## What to do
Count the lines of the records below that hold the word "target", and give only the number.

-- Entries provided follows --

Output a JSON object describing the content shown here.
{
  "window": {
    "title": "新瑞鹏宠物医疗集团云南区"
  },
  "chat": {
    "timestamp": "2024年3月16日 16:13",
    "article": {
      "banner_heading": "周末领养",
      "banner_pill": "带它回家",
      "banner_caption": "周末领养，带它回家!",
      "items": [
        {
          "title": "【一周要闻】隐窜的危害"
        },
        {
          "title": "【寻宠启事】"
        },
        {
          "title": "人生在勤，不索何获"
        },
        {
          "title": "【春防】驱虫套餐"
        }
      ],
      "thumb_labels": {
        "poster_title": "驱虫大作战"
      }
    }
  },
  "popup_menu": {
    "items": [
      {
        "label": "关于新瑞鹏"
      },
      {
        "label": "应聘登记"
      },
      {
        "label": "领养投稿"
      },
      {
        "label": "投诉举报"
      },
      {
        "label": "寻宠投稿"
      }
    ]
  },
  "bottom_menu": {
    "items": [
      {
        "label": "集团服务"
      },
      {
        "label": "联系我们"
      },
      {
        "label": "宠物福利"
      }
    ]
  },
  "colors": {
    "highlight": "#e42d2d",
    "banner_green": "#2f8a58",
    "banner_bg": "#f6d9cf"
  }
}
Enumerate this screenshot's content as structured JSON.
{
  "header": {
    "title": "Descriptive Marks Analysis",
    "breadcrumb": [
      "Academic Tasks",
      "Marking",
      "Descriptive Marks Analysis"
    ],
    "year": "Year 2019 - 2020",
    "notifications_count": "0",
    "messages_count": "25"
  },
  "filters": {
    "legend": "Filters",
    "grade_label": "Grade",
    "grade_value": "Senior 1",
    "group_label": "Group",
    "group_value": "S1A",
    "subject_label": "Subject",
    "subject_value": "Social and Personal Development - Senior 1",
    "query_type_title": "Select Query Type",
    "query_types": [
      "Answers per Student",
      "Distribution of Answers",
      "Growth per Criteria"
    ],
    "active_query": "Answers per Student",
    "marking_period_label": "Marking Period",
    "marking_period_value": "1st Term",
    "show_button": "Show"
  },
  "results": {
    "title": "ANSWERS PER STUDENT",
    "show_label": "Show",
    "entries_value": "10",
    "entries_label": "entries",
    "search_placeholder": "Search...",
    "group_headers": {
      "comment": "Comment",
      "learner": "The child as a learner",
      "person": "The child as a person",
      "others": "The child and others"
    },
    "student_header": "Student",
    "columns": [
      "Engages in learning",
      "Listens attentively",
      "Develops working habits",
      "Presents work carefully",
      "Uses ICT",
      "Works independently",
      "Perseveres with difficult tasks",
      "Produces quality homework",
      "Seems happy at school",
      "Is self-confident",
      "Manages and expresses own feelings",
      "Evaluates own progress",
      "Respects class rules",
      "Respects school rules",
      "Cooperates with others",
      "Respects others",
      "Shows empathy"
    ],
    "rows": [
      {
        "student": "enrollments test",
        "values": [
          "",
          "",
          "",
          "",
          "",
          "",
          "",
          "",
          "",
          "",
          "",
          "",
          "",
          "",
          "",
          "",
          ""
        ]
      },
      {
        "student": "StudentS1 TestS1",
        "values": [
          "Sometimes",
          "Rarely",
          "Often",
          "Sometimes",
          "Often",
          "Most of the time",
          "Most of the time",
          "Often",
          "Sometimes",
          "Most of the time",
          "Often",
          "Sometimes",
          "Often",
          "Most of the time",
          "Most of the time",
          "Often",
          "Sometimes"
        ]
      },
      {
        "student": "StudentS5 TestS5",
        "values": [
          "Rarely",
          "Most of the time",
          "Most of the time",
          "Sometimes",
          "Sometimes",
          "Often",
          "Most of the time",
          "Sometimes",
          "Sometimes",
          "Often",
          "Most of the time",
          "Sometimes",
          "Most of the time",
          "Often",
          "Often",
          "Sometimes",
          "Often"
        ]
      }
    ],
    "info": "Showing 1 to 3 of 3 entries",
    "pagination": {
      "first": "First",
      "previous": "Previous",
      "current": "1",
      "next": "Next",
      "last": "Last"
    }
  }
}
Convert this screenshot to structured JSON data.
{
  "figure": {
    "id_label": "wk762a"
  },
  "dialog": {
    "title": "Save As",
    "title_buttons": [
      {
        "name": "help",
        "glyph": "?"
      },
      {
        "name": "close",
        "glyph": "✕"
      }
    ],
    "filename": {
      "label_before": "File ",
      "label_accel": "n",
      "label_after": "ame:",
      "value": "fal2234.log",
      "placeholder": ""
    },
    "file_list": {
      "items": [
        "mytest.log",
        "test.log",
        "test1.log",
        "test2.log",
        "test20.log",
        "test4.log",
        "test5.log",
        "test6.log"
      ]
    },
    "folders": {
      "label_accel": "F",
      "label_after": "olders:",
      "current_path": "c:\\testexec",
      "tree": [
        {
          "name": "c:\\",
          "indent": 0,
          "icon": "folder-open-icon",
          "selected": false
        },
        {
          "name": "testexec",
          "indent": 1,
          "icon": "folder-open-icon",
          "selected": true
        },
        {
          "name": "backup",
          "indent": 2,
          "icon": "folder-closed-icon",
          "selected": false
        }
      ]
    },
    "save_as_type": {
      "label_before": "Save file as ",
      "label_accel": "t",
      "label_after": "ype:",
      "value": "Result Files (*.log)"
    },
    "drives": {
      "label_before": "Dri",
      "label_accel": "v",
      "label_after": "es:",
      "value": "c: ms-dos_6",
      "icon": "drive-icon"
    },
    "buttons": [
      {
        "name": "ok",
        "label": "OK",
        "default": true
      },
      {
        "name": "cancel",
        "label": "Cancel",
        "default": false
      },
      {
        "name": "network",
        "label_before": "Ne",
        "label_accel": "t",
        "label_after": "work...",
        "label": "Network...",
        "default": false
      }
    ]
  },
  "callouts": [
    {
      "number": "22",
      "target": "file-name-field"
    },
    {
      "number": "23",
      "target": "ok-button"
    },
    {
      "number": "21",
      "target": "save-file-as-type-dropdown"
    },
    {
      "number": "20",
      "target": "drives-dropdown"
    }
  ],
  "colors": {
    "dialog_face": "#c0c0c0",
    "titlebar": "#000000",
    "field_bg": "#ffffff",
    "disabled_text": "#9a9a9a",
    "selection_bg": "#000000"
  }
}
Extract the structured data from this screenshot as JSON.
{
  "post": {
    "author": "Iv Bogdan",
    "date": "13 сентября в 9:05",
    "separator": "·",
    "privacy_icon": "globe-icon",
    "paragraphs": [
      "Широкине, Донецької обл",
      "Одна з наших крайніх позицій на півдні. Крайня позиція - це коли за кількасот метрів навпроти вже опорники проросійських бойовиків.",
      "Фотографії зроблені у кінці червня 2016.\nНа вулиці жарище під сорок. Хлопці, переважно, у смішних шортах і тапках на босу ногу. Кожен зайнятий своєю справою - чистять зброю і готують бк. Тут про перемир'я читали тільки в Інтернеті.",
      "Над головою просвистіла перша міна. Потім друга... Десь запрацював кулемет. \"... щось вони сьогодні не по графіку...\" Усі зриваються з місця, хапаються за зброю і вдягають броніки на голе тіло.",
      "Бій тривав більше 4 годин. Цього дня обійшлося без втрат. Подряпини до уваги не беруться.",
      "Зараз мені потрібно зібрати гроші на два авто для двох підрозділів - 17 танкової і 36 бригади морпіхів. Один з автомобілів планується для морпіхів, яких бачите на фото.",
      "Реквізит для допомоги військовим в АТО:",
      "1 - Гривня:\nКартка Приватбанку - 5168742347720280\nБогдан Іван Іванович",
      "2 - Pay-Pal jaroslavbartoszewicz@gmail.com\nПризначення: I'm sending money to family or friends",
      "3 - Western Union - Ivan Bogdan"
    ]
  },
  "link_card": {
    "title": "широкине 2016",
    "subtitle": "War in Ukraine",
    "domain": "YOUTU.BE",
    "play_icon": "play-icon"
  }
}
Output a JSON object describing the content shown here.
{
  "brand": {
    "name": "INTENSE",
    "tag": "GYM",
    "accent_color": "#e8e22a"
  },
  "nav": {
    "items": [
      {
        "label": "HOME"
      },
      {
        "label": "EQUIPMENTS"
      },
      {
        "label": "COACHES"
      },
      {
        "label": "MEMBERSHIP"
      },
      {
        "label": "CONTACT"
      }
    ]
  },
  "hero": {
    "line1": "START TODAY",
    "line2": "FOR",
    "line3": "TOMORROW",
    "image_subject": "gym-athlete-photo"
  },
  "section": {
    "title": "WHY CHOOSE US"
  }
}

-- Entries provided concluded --

## Output below
4